— Supplied records —
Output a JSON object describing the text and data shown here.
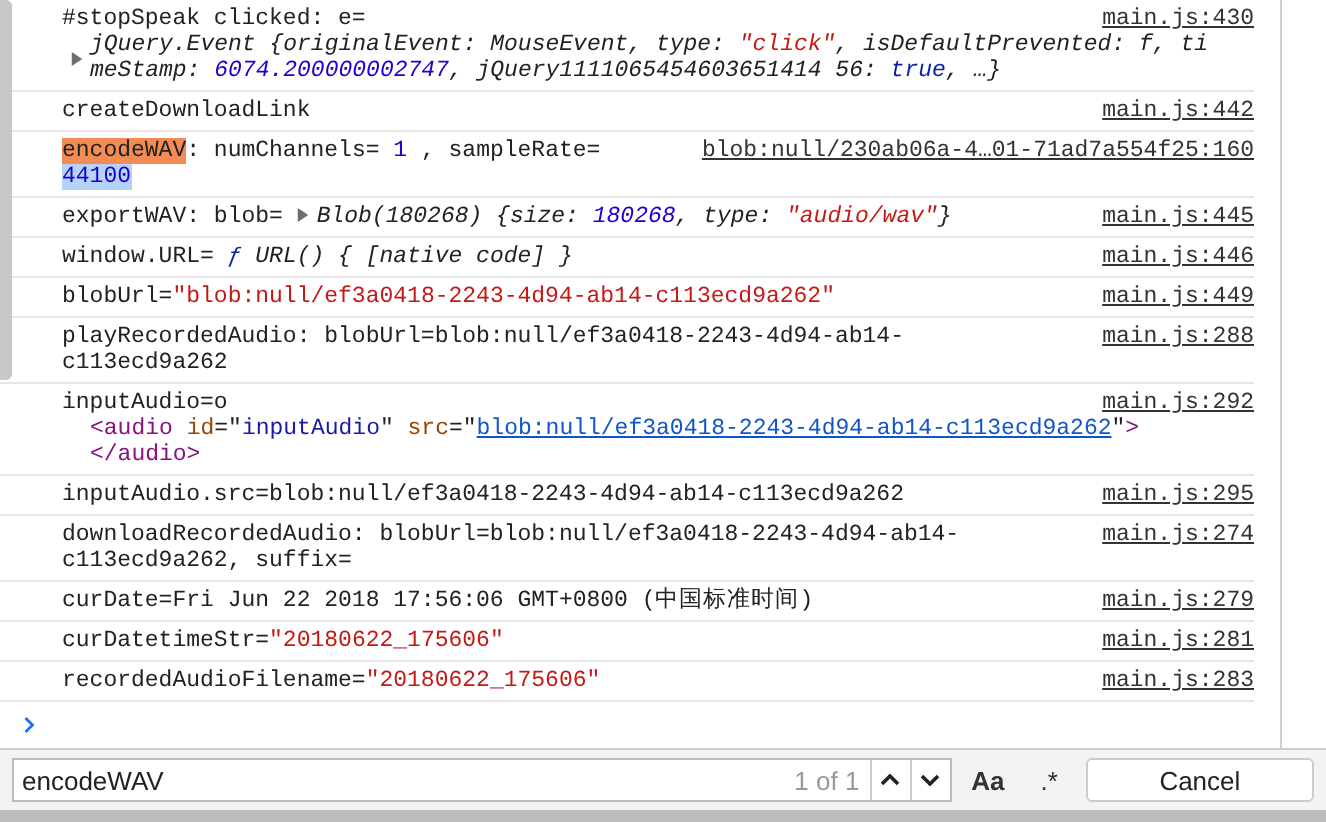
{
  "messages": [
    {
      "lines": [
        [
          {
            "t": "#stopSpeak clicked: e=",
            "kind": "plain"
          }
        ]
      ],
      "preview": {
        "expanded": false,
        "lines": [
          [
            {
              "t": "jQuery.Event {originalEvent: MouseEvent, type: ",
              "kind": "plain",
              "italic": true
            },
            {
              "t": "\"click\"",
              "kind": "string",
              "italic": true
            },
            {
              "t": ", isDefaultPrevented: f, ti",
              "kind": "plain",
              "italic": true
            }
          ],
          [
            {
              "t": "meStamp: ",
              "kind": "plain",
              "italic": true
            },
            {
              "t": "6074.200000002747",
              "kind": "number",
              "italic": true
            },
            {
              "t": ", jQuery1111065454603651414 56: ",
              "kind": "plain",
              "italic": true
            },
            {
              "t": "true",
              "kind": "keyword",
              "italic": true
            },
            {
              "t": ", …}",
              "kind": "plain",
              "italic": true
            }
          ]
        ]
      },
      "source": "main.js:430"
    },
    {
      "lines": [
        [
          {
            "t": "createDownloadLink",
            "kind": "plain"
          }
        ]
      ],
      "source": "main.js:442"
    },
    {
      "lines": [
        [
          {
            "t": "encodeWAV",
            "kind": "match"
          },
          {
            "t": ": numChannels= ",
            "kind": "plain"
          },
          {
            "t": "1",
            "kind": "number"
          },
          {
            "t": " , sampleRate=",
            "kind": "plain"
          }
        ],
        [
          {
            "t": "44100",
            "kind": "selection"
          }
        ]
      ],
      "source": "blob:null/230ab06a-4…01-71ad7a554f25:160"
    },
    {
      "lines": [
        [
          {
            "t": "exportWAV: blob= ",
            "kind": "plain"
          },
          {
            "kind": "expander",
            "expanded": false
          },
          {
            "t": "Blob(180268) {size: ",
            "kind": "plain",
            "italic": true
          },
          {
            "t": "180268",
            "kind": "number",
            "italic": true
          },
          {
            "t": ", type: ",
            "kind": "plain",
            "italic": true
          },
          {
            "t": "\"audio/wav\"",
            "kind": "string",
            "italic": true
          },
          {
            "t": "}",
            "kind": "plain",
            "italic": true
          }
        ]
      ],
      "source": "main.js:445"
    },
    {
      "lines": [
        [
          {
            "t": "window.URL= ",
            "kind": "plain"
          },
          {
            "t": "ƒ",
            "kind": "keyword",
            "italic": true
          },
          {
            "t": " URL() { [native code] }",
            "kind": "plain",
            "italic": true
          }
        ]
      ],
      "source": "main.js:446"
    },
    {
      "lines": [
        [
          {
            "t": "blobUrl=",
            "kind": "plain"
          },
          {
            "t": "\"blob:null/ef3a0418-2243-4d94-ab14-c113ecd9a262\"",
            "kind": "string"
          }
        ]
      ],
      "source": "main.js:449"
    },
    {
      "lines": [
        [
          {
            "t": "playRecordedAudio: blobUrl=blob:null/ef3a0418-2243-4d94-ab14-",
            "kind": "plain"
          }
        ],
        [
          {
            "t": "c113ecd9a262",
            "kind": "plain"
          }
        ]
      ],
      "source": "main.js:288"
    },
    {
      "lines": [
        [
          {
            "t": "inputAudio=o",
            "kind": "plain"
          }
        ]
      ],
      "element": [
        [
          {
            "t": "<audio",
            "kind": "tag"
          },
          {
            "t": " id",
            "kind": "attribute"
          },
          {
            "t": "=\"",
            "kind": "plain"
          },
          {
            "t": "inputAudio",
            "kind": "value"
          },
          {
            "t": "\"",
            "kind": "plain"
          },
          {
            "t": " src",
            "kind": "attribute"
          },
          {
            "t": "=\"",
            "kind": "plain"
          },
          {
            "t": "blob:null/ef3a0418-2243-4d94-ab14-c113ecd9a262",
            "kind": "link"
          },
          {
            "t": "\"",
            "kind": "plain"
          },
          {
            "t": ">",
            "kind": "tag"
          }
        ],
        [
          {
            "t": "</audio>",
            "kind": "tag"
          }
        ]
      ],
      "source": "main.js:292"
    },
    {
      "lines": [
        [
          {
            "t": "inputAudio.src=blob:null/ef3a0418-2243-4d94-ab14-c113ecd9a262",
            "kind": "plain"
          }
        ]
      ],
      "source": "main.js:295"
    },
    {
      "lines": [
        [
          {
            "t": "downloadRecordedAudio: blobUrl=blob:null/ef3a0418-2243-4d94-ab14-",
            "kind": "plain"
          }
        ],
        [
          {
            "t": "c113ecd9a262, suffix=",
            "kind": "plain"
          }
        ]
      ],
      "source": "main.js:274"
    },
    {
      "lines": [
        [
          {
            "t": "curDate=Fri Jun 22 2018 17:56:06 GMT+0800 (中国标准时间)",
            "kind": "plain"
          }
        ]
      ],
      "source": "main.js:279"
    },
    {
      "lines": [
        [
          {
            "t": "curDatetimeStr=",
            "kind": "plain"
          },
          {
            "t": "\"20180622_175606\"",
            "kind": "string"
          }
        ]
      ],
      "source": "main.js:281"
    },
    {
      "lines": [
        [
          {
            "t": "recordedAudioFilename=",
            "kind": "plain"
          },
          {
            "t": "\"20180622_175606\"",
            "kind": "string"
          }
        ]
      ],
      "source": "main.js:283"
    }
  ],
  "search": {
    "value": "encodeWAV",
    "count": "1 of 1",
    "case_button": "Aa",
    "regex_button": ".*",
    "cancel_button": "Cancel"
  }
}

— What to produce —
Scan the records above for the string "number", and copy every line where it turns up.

— Your response —
              "kind": "number",
            "kind": "number"
            "kind": "number",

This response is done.